The results were what was to be expected. The older Scouts gravitated to each other and the younger Scouts separated along skill levels or “likeness’s”.
Honestly it is what I expected, but not what I was looking for. But like I told the boys… you make the choice.. you live with it.
After the Patrols were chosen, we went outside for a team building exercise. The younger boys excelled, while the older boys struggled due to lack of focus or commitment to the task.
Point made.

We will see how this works out. I think it is too soon to judge the outcome, and certainly too soon to throw in the towel.
One of the Assistant Scoutmasters worried about the Boy leadership…. I assured him that one of the Boys would lead… it always happens that way. And with proper training, Teaching and Coaching from the Assistants and me, the Scouts will be successful.

Have a Great Scouting Day!

In Case you have not heard…

In this year of political debate, economic ups and downs, and politicians stump jumping to get your vote…
Wouldn’t be nice if we could see a politician that shared our values, our beliefs, our commitment.
Wouldn’t be nice if just one of the politicians demonstrated that he was Trustworthy, Loyal, helpful.
Wouldn’t be nice if we could count on the process to be Courteous and Kind.
Wouldn’t it be nice if those that have been chosen to lead were obedient.
Wouldn’t it be nice if we could see a genuine cheerful spirit and not just the obligatory perma -grin.
Wouldn’t be nice if they were thrifty just like the rest of us. Brave enough to make the right choice. Clean in thought and deed and of course Reverent to our creator.

Just think of the picture our politicians would paint if they just lived by 12 simple values. Just think of how much greater our Country would be if we could count on them to act like we would like them too.. in short.. like Scouts.
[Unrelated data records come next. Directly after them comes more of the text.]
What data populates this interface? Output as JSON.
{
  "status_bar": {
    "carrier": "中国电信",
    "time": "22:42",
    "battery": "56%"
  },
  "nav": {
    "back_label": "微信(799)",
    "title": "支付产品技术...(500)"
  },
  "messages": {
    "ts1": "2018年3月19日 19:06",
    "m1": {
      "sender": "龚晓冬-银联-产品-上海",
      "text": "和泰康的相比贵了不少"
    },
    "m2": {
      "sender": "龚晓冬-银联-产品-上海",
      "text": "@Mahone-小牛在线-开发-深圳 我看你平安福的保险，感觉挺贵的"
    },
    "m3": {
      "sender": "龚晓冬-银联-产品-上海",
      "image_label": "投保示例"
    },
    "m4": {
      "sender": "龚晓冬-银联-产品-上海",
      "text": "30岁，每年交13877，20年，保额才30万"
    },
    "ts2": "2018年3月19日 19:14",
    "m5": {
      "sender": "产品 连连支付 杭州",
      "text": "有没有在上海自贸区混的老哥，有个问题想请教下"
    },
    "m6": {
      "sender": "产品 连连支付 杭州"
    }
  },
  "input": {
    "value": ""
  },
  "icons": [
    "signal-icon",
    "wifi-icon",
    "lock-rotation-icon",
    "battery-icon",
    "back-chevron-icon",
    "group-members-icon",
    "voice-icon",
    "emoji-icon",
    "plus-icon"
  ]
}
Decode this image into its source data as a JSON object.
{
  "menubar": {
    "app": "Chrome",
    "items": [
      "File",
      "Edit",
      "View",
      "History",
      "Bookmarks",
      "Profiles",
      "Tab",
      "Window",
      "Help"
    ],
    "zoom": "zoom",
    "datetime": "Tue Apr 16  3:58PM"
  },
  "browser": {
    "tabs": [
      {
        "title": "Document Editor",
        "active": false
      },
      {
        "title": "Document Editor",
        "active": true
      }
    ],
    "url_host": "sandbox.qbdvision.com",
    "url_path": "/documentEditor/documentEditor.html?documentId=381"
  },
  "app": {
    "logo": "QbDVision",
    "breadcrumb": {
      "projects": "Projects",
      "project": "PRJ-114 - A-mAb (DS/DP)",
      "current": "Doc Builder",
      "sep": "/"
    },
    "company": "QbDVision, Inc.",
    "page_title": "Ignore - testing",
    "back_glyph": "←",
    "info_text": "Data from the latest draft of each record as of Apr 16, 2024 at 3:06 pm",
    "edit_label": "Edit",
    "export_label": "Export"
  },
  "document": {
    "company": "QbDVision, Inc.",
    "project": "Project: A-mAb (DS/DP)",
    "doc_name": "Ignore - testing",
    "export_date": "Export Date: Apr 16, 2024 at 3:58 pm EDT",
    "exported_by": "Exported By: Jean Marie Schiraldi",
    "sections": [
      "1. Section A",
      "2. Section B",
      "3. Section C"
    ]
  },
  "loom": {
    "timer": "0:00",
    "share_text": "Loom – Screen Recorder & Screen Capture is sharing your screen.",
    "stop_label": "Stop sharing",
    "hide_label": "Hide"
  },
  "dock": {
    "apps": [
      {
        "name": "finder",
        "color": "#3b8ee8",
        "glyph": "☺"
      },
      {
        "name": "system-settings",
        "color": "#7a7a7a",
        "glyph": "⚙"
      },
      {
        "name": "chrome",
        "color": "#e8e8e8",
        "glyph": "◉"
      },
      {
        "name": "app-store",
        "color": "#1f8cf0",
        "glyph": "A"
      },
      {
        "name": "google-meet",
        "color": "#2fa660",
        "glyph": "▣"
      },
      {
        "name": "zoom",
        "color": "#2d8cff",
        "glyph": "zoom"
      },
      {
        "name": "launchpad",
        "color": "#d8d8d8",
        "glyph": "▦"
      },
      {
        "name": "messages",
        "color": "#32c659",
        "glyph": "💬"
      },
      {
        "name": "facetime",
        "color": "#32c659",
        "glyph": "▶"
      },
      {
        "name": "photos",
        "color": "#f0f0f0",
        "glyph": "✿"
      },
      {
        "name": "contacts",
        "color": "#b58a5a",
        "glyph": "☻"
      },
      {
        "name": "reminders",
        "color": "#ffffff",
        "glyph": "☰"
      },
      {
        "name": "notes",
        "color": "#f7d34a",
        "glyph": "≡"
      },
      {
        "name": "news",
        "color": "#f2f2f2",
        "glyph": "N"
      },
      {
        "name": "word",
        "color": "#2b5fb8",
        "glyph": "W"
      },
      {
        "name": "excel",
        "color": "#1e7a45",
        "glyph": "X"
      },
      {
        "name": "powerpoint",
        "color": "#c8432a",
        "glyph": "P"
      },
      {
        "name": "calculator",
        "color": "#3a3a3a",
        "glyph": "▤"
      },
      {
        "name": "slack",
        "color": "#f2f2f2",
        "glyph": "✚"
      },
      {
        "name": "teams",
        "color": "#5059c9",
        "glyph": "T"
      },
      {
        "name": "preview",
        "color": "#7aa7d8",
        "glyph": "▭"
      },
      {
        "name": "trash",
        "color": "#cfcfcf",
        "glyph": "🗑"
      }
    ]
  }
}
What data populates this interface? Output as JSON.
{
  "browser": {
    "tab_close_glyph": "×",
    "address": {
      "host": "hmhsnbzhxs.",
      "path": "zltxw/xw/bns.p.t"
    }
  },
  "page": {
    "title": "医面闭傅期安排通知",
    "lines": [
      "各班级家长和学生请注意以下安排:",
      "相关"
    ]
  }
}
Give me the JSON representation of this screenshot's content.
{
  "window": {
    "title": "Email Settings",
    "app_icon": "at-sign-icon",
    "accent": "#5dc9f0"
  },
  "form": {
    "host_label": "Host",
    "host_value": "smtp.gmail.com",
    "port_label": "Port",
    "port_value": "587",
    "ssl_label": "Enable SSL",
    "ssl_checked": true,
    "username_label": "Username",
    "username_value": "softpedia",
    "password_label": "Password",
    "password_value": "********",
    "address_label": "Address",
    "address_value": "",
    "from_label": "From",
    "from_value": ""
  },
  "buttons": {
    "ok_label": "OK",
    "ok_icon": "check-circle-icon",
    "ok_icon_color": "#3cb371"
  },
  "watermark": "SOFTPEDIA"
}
Have a Great Scouting Day!


I post this only as a benchmark and to say thank you to all of you that keep returning to the Scoutmaster Minute.
1005 visitors as of this posting! Wow.. I would have never thought back in July of last year that I would see 10000 let alone keep the blog going.

So thank you to all of you that read, comment, subscribe, and listen to my Podcast too…
A big Thanks to all!

Have a Great Scouting Day!